References:
 
  1.   Alothman, M., Hogan, S. A., Hennessy, D., Dillon, P., Kilcawley, K. N., O'Donovan, M., Tobin, J., Fenelon, M. A., & O'Callaghan, T. F. (2019). The "Grass-Fed" Milk Story: Understanding the Impact of Pasture Feeding on the Composition and Quality of Bovine Milk. Foods (Basel, Switzerland), 8(8), 350.
  2.   Blomstrand E, Eliasson J, Karlsson HK, Kohnke R. Branched-chain amino acids activate key enzymes in protein synthesis after physical exercise. J Nutr. 2006;136(1 Suppl):269s-73s.
  3.   Boirie Y, Dangin M, Gachon P, Vasson MP, Maubois JL, Beaufrere B. Slow and fast dietary proteins differently modulate postprandial protein accretion. Proc Natl Acad Sci U S A. 1997;94(26):14930-5.
  4.   Devries MC, Phillips SM. Supplemental protein in support of muscle mass and health: advantage whey. J Food Sci. 2015;80 Suppl 1:A8-a15.

    5. Differences in whey protein content between cow's milk collected in late pasture and early indoor feeding season from conventional and organic farms in Poland. Beata Kuczyńska, Kamila Puppel et al., Journal of the Science of Food and Agriculture, (2012), 2899-2904, 92(14)

  1.   Jakubowicz D, Froy O. Biochemical and metabolic mechanisms by which dietary whey protein may combat obesity and Type 2 diabetes. J Nutr Biochem. 2013;24(1):1-5.
  2.   Leidy, H. J., Carnell, N. S., Mattes, R. D., & Campbell, W. W. Higher Protein Intake Preserves Lean Mass and Satiety with Weight Loss in Pre-obese and Obese Women. Obesity. 2007; 15(2): 421–429.  
  3.   Markus CR, Olivier B, Panhuysen GE, Van Der Gugten J, Alles MS, Tuiten A, et al. The bovine protein alpha-lactalbumin increases the plasma ratio of tryptophan to the other large neutral amino acids, and in vulnerable subjects raises brain serotonin activity, reduces cortisol concentration, and improves mood under stress. Am J Clin Nutr. 2000;71(6):1536-44.
  4.   Paddon-Jones D, Westman E, Mattes RD, Wolfe RR, Astrup A, Westerterp-Plantenga M. Protein, weight management, and satiety. Am J Clin Nutr. 2008;87(5):1558s-61s.
  5. Pal S, Ellis V. The chronic effects of whey proteins on blood pressure, vascular function, and inflammatory markers in overweight individuals. Obesity (Silver Spring). 2010;18(7):13549.
  6. Schoenfeld BJ, Aragon AA, Krieger JW. The effect of protein timing on muscle strength and hypertrophy: a meta-analysis. J Int Soc Sports Nutr. 2013;10(1):53.
  7. Schönfeldt C.H., Hall N.G., Smit L.E. The Need for Country Specific Composition Data on Milk. Food Res. Int. 2012;47:207–209

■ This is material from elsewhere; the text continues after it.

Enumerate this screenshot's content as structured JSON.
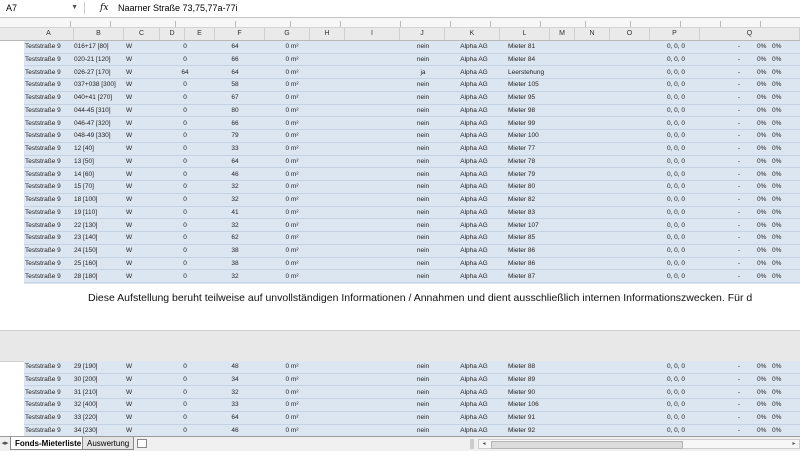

  8. Solak, B.B. & Akin, N. Health Benefits of Whey Protein: A Review. Journal of Food Science and Engineering. 2012; 2, 129-137.
  9. Willoughby DS, Stout JR, Wilborn CD. Effects of resistance training and protein plus amino acid supplementation on muscle anabolism, mass, and strength. Amino Acids. 2007;32(4):467-77.